The GPS wasn’t as useful as I thought it would be. It would ping for “mobile camera zones” where there were none, and it would ping for “fixed camera zones” but couldn’t nail down the exact camera location. The V1 turned out to be more useful, considering there were more cameras than I’d seen in Europe. I only wish I could have turned off the GPS proximity for the speed cams, leaving only the warnings for red-light cams. Oh, and the yellows weren’t very long; I risked tail ending a few times.
I did get two parking tickets but was happy to see they weren’t NYC $150 parkers, but were $25 each annoyances. I may pay them, or not. I’m not going back to DC with a car ever, so I’m probably doing exactly what they want. I noted that even pay parking in DC was limited, and if you are a Master of the Universe, you have one of those rare spots. Parking was worse than in NYC, where even if the area is zoned “no” like in Midtown, you can still park off-street for $25 or so.
Things didn’t improve much after we left DC. We headed southwest to tour James Madison University in Harrisonburg, Virginia. I guess everyone knows 80 mph is death in Virginia. It was like driving with speed-limited trucks—no one passes, even briefly, and everyone “clumps” at 70 mph in that way that I strive to avoid. Once you cross the border into any other state, everyone splits up and drives normally. Worse, it feeds the moron drivers and fosters a dumbing down of the whole pack. I’m sure the insurance industry is happy, and the ticket lawyers there do well, but the result isn’t good.
Given that Washington, DC and Virginia provided the worst driving environment I’ve ever dealt with, I hope we have lots of dedicated NMA members in the area working to fix the situation. (Editor’s Note: We do.) I’m OK with nuking the whole place, except then we’d lose the Library of Congress and the Smithsonian collections.
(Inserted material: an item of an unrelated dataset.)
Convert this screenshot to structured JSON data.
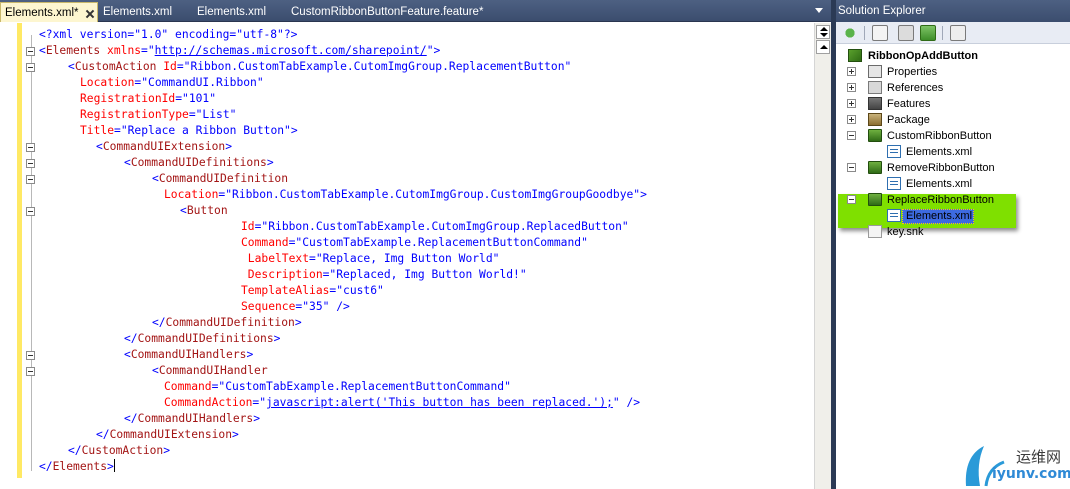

I also, for the first time, understand how DC could push and support 55 mph nationwide and think it a good idea.